*** Information given

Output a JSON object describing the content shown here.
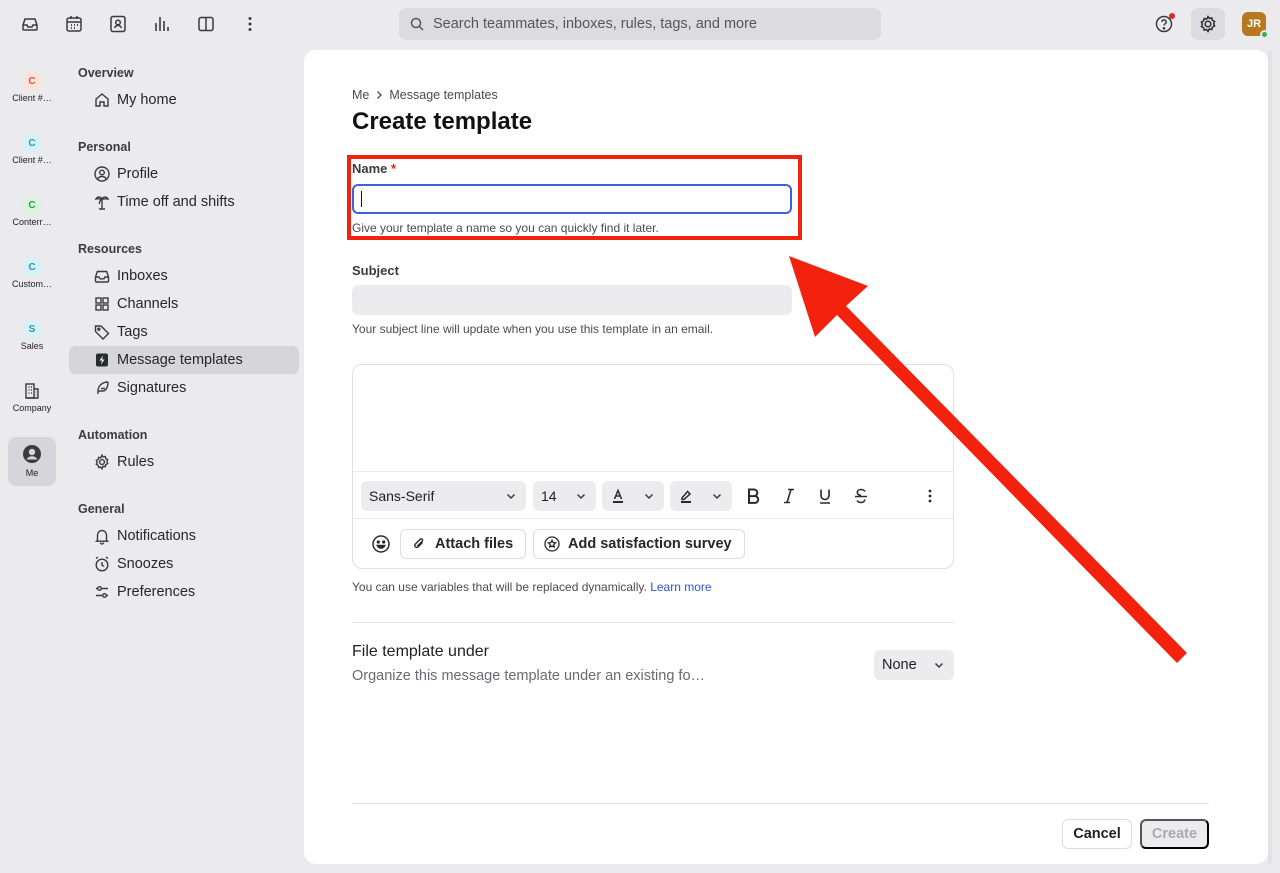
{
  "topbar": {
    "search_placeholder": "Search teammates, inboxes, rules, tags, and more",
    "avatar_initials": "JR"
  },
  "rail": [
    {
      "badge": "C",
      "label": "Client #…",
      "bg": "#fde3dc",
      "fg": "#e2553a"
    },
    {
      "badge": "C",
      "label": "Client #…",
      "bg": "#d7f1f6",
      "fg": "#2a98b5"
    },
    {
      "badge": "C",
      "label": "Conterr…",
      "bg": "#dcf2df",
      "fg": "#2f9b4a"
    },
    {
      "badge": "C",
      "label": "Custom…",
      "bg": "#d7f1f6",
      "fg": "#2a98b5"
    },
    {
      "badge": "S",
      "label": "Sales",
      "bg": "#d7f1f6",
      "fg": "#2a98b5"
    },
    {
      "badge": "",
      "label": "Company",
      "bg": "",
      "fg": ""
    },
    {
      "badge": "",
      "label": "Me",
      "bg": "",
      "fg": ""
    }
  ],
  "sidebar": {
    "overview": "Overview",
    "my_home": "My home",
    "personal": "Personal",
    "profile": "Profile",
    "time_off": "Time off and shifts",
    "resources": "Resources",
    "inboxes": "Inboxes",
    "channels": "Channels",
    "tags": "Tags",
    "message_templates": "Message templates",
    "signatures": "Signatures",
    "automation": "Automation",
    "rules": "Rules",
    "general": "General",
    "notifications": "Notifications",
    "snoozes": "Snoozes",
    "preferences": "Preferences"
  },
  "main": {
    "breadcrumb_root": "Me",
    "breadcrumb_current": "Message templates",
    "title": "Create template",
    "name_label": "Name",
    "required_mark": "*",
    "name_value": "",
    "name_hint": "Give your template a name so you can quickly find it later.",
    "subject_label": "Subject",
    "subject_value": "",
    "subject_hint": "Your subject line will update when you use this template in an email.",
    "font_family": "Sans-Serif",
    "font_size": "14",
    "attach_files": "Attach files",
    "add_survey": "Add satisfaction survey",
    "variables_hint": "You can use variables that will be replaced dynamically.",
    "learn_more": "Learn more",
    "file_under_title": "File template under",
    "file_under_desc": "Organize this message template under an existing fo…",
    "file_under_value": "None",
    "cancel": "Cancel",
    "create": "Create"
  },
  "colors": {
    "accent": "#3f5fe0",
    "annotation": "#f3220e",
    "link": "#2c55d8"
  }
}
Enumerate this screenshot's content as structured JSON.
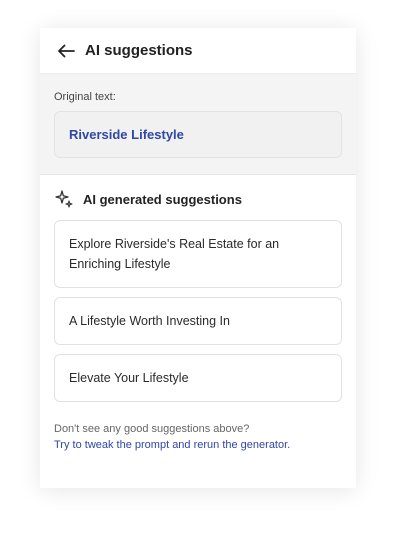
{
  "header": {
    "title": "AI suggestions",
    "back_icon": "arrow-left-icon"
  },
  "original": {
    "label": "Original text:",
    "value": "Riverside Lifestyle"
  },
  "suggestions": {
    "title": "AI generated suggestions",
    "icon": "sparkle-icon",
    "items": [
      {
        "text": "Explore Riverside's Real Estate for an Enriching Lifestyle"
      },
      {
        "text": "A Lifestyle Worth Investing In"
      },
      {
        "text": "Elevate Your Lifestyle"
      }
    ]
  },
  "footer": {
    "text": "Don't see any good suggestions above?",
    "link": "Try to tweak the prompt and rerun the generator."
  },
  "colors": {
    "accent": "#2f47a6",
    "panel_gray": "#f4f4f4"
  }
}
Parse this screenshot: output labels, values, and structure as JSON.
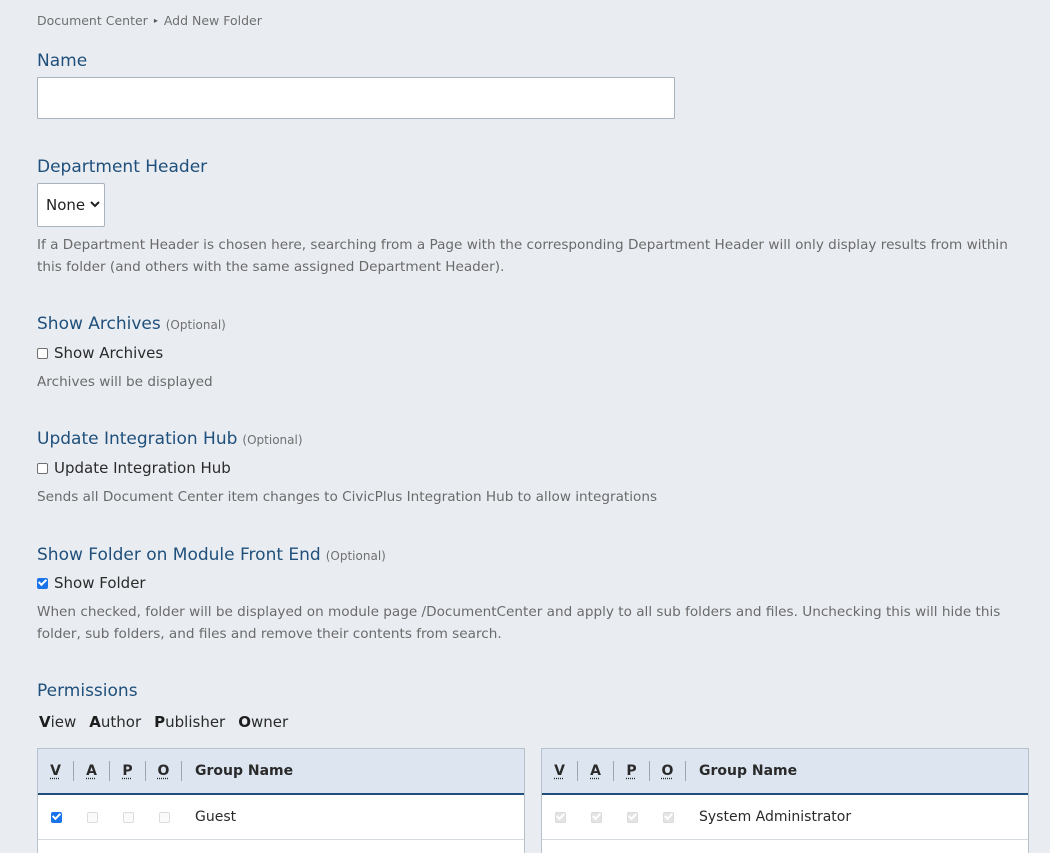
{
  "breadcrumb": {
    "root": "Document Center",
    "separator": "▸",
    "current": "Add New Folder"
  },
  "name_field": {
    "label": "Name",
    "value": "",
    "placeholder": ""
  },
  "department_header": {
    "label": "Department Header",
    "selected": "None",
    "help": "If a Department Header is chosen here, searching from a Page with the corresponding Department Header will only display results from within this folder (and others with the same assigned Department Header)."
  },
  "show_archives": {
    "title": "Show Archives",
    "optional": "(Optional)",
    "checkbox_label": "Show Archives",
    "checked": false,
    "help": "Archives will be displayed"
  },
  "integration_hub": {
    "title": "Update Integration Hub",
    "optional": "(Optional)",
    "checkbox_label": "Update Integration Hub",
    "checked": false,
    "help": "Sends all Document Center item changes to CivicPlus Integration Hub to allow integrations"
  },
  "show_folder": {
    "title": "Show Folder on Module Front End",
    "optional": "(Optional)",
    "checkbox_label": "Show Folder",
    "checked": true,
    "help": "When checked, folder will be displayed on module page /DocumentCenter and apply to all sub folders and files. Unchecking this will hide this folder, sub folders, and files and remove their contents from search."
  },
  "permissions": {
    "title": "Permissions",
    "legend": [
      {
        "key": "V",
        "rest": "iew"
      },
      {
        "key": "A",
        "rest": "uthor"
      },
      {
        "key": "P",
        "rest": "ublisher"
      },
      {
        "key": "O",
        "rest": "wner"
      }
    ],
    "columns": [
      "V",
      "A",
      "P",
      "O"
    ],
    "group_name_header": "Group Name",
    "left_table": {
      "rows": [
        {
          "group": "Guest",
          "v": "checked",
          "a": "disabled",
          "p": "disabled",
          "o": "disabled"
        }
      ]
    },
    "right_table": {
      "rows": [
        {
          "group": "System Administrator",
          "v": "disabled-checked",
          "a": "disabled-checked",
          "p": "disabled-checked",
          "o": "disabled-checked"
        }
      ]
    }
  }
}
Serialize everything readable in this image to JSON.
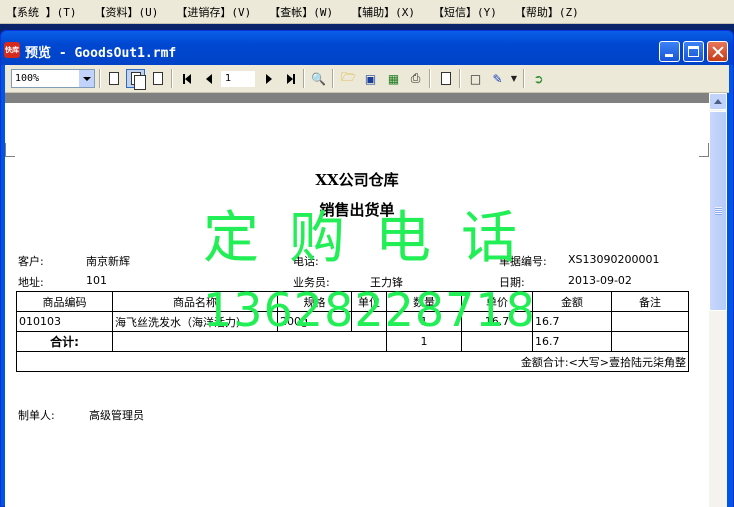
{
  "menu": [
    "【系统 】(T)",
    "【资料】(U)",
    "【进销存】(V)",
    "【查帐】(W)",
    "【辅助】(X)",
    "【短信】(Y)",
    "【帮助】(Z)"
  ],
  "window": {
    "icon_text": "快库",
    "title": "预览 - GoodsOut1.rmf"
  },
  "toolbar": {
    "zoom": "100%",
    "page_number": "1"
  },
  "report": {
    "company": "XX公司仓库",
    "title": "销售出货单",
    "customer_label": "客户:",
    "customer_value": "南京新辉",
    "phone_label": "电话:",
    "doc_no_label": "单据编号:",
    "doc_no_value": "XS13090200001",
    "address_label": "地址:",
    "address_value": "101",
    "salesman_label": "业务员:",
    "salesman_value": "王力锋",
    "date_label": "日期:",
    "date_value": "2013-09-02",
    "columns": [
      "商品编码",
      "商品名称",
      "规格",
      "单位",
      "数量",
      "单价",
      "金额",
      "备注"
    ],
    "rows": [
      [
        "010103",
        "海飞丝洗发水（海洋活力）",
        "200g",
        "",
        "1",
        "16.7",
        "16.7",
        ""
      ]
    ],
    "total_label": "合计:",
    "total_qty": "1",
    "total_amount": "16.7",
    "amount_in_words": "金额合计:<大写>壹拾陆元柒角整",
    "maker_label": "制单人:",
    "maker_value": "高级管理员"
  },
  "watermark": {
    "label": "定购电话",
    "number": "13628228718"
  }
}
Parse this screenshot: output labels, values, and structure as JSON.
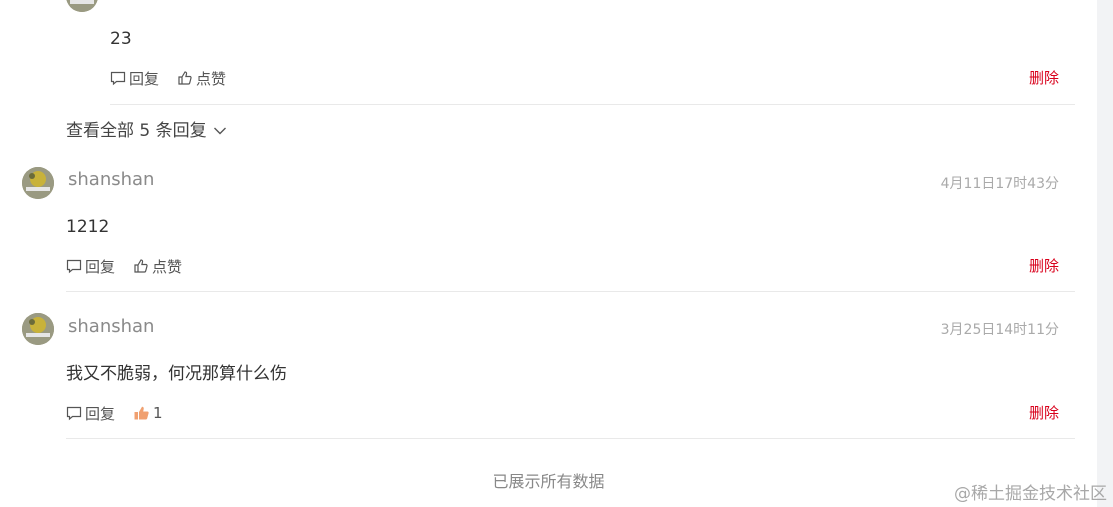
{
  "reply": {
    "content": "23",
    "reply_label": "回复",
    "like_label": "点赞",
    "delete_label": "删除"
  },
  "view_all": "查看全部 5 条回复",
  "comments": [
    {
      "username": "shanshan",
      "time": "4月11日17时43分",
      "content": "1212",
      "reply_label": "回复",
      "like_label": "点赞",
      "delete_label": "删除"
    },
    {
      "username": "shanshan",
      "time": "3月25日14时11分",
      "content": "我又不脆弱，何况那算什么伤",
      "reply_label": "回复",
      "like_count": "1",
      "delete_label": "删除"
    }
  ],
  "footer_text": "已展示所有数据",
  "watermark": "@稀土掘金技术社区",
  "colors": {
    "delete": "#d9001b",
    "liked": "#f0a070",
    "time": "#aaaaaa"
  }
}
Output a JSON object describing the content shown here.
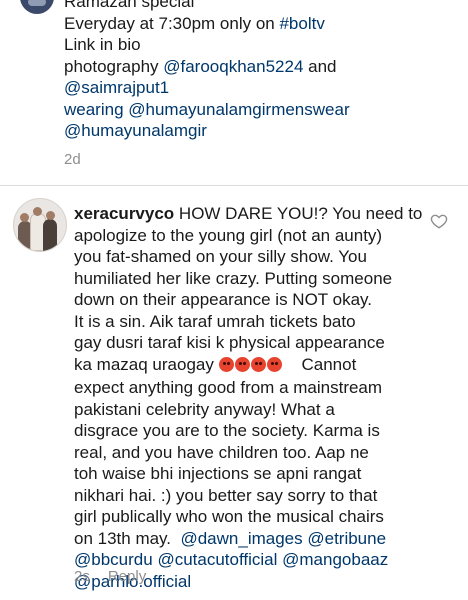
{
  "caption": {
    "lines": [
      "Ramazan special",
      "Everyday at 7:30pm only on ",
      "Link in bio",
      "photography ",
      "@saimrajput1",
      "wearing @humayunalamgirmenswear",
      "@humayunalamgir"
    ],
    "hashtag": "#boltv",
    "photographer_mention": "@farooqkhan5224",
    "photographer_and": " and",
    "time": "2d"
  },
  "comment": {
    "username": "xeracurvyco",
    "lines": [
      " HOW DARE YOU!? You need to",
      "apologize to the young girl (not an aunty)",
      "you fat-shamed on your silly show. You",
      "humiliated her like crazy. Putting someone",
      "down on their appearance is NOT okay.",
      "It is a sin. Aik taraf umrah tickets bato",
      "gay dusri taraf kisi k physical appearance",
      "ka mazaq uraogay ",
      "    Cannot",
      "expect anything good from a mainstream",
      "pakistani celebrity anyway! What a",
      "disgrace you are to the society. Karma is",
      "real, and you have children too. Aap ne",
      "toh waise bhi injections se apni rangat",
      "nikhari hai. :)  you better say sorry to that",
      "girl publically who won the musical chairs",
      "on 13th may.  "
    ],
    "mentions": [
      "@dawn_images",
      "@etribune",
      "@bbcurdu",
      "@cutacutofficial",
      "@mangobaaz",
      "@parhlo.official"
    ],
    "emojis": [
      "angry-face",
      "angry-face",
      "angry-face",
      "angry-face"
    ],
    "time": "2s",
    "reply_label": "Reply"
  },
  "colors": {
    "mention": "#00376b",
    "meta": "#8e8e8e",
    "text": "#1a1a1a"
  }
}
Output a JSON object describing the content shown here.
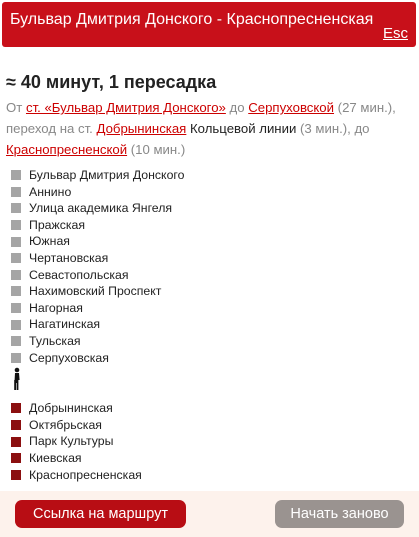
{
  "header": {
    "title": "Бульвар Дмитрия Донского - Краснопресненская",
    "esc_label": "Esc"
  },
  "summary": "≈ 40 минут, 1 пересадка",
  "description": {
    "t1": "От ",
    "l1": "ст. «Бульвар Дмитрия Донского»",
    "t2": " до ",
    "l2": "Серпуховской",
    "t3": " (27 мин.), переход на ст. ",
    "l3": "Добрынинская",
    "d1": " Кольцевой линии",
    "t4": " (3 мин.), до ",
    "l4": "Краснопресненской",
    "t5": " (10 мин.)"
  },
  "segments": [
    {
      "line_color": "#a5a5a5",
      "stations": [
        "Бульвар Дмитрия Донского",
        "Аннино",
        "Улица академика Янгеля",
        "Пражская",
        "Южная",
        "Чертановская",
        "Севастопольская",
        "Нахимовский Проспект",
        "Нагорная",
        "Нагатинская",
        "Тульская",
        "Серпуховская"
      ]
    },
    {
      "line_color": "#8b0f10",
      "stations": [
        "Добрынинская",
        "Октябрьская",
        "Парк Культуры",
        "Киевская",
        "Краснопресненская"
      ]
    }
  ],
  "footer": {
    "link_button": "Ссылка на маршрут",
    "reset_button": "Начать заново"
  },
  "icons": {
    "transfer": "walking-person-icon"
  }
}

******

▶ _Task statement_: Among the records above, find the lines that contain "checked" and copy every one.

▶ _Answer section_:
    "checked": false,
    "checked": false,
    "checked": true,
    "help": "When checked, folder will be displayed on module page /DocumentCenter and apply to all sub folders and files. Unchecking this will hide this folder, sub folders, and files and remove their contents from search."
          "v": "checked",
          "v": "disabled-checked",
          "a": "disabled-checked",
          "p": "disabled-checked",
          "o": "disabled-checked"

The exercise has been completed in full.